→ What to do
Find the word "username" in the records and copy every line where it occurs.

START Provided records

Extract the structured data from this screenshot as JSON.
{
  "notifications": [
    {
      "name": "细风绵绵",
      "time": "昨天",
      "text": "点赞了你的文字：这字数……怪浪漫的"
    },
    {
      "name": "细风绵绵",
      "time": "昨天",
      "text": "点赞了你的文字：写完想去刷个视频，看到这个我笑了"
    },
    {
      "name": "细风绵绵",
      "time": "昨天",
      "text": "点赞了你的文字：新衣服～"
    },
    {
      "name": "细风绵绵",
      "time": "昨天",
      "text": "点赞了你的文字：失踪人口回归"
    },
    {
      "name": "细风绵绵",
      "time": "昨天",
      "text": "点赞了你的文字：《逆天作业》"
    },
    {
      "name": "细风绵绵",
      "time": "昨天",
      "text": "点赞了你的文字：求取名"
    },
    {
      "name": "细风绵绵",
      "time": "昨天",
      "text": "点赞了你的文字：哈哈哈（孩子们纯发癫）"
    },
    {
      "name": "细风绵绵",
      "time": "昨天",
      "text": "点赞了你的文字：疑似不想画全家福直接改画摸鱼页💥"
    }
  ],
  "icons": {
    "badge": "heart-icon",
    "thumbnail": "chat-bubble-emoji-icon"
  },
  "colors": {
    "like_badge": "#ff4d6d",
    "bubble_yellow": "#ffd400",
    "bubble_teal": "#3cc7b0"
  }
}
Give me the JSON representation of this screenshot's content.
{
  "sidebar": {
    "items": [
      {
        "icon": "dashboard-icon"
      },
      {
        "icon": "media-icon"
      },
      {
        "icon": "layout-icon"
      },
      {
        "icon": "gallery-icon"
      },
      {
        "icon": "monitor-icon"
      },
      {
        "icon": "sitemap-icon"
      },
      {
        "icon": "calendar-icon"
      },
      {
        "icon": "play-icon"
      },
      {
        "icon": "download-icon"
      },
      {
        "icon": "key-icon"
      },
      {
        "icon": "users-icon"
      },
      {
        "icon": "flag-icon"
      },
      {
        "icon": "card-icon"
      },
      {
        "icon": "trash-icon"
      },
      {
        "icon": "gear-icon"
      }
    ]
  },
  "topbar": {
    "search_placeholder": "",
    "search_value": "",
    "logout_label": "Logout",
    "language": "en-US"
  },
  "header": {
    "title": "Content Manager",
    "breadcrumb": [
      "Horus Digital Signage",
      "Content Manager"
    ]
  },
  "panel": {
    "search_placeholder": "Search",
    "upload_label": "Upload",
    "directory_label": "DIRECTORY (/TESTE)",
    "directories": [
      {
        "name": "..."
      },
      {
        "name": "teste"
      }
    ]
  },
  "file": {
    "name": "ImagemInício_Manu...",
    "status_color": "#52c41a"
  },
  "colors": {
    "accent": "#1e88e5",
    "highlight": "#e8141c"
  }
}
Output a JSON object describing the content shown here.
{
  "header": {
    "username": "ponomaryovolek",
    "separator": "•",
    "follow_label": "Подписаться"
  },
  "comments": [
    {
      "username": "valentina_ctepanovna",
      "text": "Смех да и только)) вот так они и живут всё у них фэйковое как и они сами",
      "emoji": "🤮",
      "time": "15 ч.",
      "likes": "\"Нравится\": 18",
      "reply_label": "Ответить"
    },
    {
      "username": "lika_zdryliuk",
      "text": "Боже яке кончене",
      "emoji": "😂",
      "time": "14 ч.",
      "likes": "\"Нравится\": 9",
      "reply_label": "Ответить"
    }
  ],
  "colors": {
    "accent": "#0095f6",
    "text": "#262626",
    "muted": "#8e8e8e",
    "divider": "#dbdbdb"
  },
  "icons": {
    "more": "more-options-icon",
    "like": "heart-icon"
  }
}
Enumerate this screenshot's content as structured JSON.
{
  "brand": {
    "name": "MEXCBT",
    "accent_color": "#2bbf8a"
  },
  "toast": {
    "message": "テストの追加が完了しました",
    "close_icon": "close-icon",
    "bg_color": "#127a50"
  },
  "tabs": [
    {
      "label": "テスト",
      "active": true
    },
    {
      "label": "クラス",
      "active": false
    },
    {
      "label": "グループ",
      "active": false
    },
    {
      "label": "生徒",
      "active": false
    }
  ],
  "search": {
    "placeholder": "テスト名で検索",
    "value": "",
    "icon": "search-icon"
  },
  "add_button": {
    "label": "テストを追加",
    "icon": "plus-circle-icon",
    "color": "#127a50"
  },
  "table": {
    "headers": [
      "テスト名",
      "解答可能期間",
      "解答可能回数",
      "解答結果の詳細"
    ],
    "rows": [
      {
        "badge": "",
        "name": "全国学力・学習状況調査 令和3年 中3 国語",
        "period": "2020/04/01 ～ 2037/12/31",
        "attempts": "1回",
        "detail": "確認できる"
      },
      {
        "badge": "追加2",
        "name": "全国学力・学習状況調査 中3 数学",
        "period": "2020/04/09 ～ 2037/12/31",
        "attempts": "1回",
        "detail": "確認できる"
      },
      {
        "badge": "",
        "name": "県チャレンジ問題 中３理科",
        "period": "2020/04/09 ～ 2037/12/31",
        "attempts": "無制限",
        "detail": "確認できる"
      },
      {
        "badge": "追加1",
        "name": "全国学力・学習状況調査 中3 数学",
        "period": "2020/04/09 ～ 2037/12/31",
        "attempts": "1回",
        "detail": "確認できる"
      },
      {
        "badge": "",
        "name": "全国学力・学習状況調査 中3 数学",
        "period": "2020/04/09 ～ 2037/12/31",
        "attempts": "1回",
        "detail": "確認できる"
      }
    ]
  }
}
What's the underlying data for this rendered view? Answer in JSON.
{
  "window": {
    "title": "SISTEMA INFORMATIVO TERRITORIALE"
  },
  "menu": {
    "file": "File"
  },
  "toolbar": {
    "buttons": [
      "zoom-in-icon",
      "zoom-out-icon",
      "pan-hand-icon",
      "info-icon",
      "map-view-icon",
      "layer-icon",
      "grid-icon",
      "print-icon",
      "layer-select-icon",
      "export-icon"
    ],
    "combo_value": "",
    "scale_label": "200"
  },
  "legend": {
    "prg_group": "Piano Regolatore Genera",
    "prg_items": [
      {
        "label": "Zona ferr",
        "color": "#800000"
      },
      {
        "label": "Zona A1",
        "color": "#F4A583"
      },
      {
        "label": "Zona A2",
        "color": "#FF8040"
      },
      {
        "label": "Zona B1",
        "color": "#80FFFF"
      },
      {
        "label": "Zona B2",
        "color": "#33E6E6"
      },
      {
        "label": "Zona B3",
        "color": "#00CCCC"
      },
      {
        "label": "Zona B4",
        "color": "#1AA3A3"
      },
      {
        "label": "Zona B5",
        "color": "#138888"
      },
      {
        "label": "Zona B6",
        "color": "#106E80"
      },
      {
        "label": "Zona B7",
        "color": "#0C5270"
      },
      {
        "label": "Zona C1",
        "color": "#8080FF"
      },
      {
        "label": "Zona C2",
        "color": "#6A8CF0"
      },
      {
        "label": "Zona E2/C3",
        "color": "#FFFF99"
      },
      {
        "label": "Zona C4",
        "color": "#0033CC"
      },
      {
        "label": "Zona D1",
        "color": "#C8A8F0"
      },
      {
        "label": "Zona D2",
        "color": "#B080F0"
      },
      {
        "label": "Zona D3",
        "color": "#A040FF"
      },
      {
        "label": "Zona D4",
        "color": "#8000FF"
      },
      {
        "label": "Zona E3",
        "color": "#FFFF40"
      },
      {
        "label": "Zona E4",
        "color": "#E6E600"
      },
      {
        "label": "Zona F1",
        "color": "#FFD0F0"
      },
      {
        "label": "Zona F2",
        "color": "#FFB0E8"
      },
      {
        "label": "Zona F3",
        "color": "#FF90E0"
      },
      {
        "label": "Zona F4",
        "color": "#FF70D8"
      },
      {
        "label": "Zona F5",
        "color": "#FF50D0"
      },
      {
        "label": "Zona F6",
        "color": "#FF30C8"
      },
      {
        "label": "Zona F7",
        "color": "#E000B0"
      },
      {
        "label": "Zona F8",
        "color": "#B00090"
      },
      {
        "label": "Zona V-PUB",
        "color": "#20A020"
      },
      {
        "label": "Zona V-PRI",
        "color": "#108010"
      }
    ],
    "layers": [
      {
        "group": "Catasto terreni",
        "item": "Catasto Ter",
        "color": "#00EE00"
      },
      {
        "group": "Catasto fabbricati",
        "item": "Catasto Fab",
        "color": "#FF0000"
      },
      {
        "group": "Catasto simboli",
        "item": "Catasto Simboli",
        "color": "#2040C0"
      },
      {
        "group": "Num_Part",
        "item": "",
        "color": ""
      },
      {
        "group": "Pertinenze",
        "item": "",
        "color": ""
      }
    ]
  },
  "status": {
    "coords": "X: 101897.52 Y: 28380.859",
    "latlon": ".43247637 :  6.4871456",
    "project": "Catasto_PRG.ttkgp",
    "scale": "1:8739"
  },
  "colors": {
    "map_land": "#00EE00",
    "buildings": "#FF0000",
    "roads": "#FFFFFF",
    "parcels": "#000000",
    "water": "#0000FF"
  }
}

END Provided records

→ Solution for this exercise
    "username": "ponomaryovolek",
      "username": "valentina_ctepanovna",
      "username": "lika_zdryliuk",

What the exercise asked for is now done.